The South American Championship Christmas Day decider

Buenos Aires 1925 © Hulton Archive/Getty Images

The picture postcard of snowy landscapes and snowmen may define a northern hemisphere view of the Christmas idyll, but for those in the tropics and the southern hemisphere, Christmas has always been a very different experience.

In South America it heralds long balmy days and short nights and is a period where football traditionally shuts up shop for a summer recess as the population at large heads off to the coast and the beach.

For a taste of Christmas past in sunnier climes we turn the clocks back to 1920s South America where, as the league seasons drew to a close, fans could also look forward to the annual staging of the South American Championship. In 1925, Argentina was set to host the tournament and the football association decided to delay the staging until the league season had concluded. That threw up a curiosity which had not been seen before, or since… the final match of a major national team tournament played on Christmas Day.

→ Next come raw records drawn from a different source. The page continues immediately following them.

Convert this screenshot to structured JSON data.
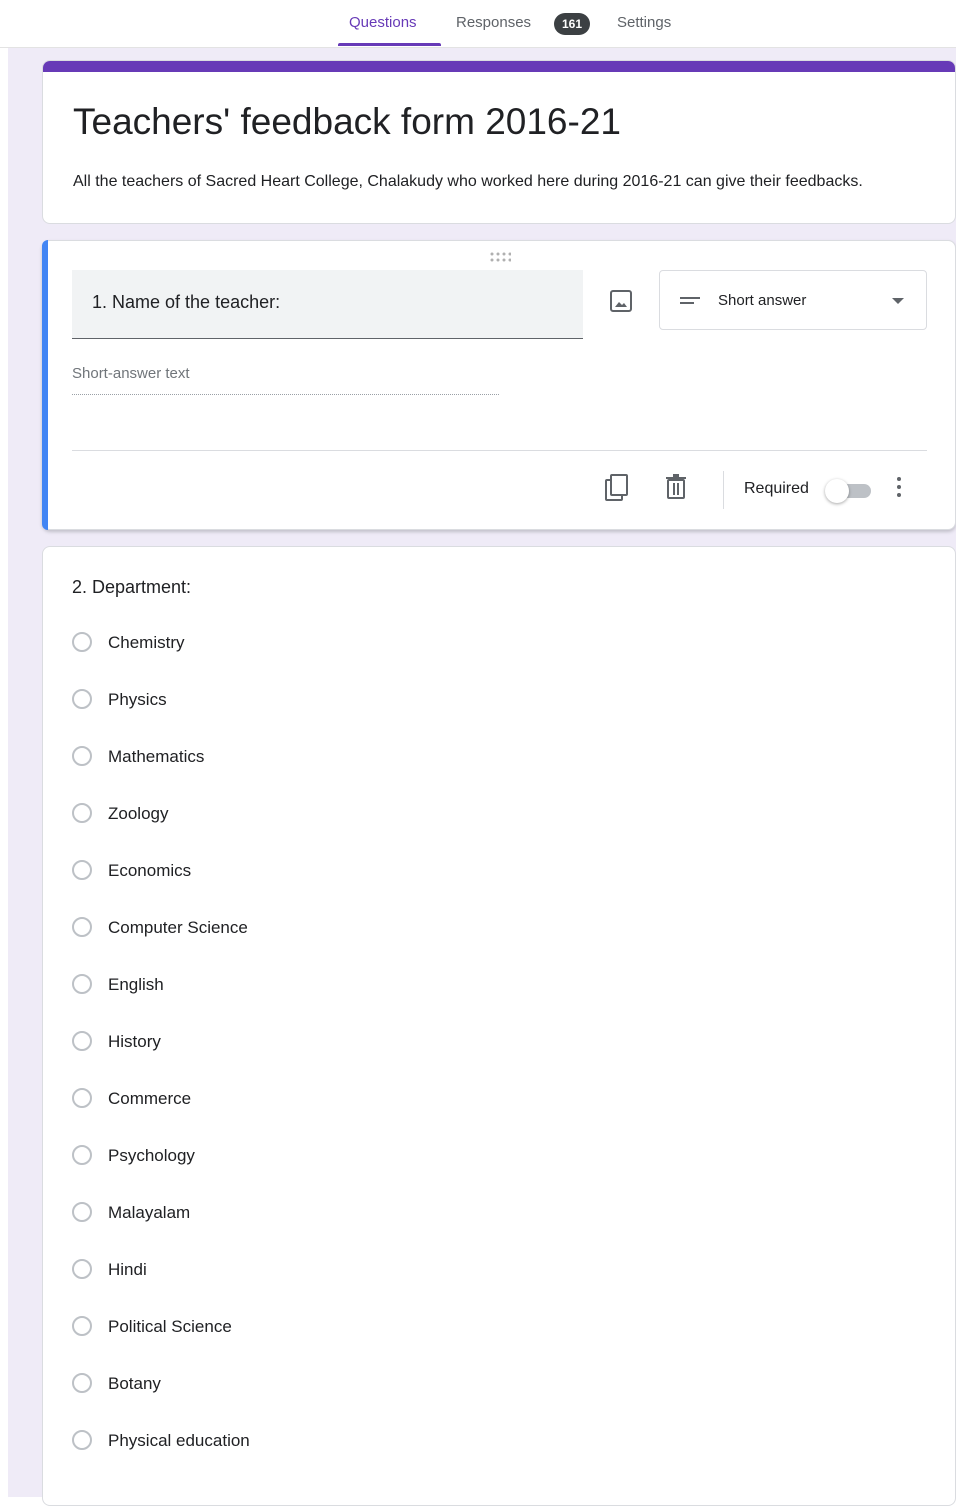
{
  "tabs": {
    "questions": "Questions",
    "responses": "Responses",
    "responses_count": "161",
    "settings": "Settings",
    "active": "Questions"
  },
  "colors": {
    "accent": "#673ab7",
    "active_question_bar": "#4285f4",
    "background": "#efebf7"
  },
  "form": {
    "title": "Teachers' feedback form 2016-21",
    "description": "All the teachers of Sacred Heart College, Chalakudy who worked here during 2016-21 can give their feedbacks."
  },
  "question1": {
    "title": "1. Name of the teacher:",
    "type": "Short answer",
    "type_icon": "short-text-icon",
    "answer_placeholder": "Short-answer text",
    "required_label": "Required",
    "required": false,
    "icons": [
      "drag-handle-icon",
      "add-image-icon",
      "duplicate-icon",
      "delete-icon",
      "more-vert-icon"
    ]
  },
  "question2": {
    "title": "2. Department:",
    "options": [
      "Chemistry",
      "Physics",
      "Mathematics",
      "Zoology",
      "Economics",
      "Computer Science",
      "English",
      "History",
      "Commerce",
      "Psychology",
      "Malayalam",
      "Hindi",
      "Political Science",
      "Botany",
      "Physical education"
    ]
  }
}
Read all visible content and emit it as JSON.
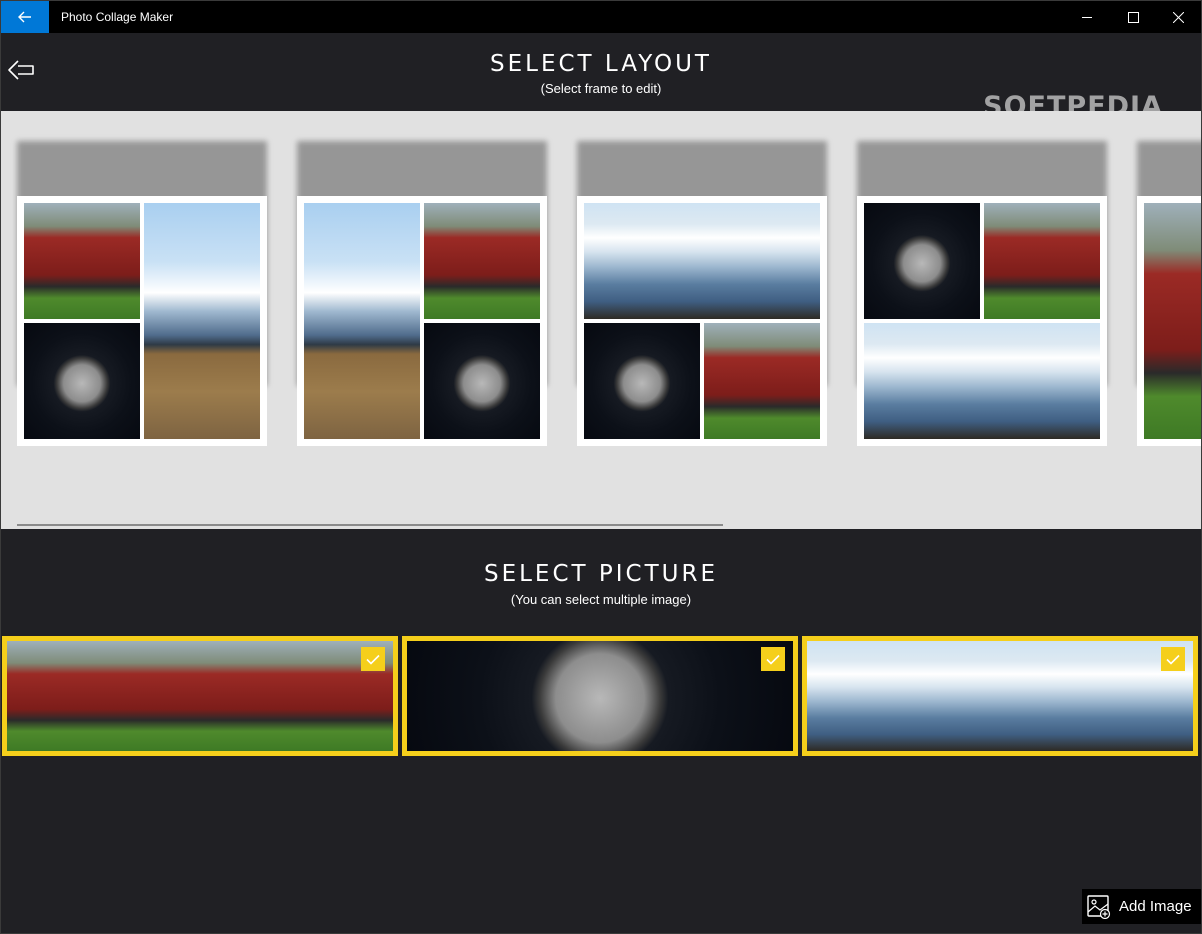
{
  "window": {
    "title": "Photo Collage Maker",
    "controls": [
      "minimize",
      "maximize",
      "close"
    ]
  },
  "header": {
    "title": "SELECT LAYOUT",
    "subtitle": "(Select frame to edit)",
    "watermark": "SOFTPEDIA"
  },
  "layouts": [
    {
      "name": "layout-1",
      "cells": [
        "car",
        "road",
        "moon"
      ]
    },
    {
      "name": "layout-2",
      "cells": [
        "road",
        "car",
        "moon"
      ]
    },
    {
      "name": "layout-3",
      "cells": [
        "mountain",
        "moon",
        "car"
      ]
    },
    {
      "name": "layout-4",
      "cells": [
        "moon",
        "car",
        "mountain"
      ]
    },
    {
      "name": "layout-5",
      "cells": [
        "car"
      ]
    }
  ],
  "pictures": {
    "title": "SELECT PICTURE",
    "subtitle": "(You can select multiple image)",
    "items": [
      {
        "name": "car",
        "selected": true
      },
      {
        "name": "moon",
        "selected": true
      },
      {
        "name": "mountain",
        "selected": true
      }
    ],
    "selection_color": "#f5cf1b"
  },
  "add_button": {
    "label": "Add Image",
    "icon": "add-image-icon"
  },
  "colors": {
    "accent": "#0078d7",
    "background": "#202024",
    "strip": "#e1e1e1"
  }
}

Plans were thrown into chaos before the tournament kicked off when Olympic champions Uruguay withdrew. Since 1922 the traditional powers Nacional and Peñarol competed in different leagues. Neither had managed to organise a championship in 1925, an opportunity seized upon by Nacional to embark on a major tour abroad. Chile also pulled out before the start, blaming poor showings at previous tournaments leaving just three nations – the hosts Argentina, Paraguay, and Brazil.

Due to the lack of numbers, it was decided to play a double round-robin tournament with the Argentina – Brazil game scheduled as the final match to be staged on Christmas Day. The prediction was that this would be the deciding game, and so it turned out to be. Paraguay lost all four of their games, but they did feature in their ranks Fleitas Solich, who as a coach in the 1950s would go on to have a far-reaching effect on global football. He introduced a revolutionary new tactical 4-2-4 formation which Brazil then copied, leading to their triumph at the 1958 World Cup.

Artur Friedenreich (3. f.t.l.) at the first game of the Brasilian National Team in 1914 © Grecian Archive/Exeter University

Brazil arrived in Argentina with the famous Artur Friedenreich still spearheading their attack, as he had done since Brazil’s first game back in 1914. The defence, however, was more suspect and although comfortably beating the Paraguayans, Brazil lost 4-1 in the first of the two matches against Argentina. The defeat might also have had something to do with the Buenos Aires nightlife given that since arriving in the Argentine capital the Brazilian players were reported as disappearing from their hotel at night to experience the famous charms of the city of Gardel and tango. That meant Brazil needed to win the Christmas Day encounter with Argentina to force a play-off. Argentina, on the other hand just needed a draw to secure their second continental crown.

In the summer sunshine, a capacity Christmas crowd of 18,000 turned up at the Estadio Sportivo Barracas to witness the drama unfold. When Argentina had first hosted the South American Championship in 1916, a riot had broken out in the deciding match. Gun shots were fired and the stand at Gimnasia y Esgrima’s ground was burnt to the ground. Though not experiencing the same level of violence, this match, too, left its mark on football in South America for the rest of the decade.

Brazil raced into a two-goal lead thanks to first half goals by Friedenreich and Nilo and looked like making it 3-0 when Friedenreich was fouled by Argentina defender Muttis. A fight broke out between the two which prompted a pitch invasion, with fans rounding on the Brazilian players. Clearly intimidated, Brazil let Argentina back into the game, Antonio Cerroti pulling one back just before half-time before the tournament’s top goal scorer Manuel Seoane scored the equaliser that clinched the title.

Christmas cheer, however, seemed to be in short supply on both sides. The Argentine press criticised Seoane for being overweight and didn’t spare criticism of goalkeeper Américo Tesorieri, who had equalled Calomino’s record of 38 caps in the game, but never got to beat it as a result. The team was criticised for being too physical and that’s how Brazil saw it. They were furious at their treatment and the match prompted protests back in Rio. The decision was taken that the Brazilian team would withdraw from playing matches, and they didn’t take to the field for nearly five years. The next game they played was against Yugoslavia at the 1930 World Cup!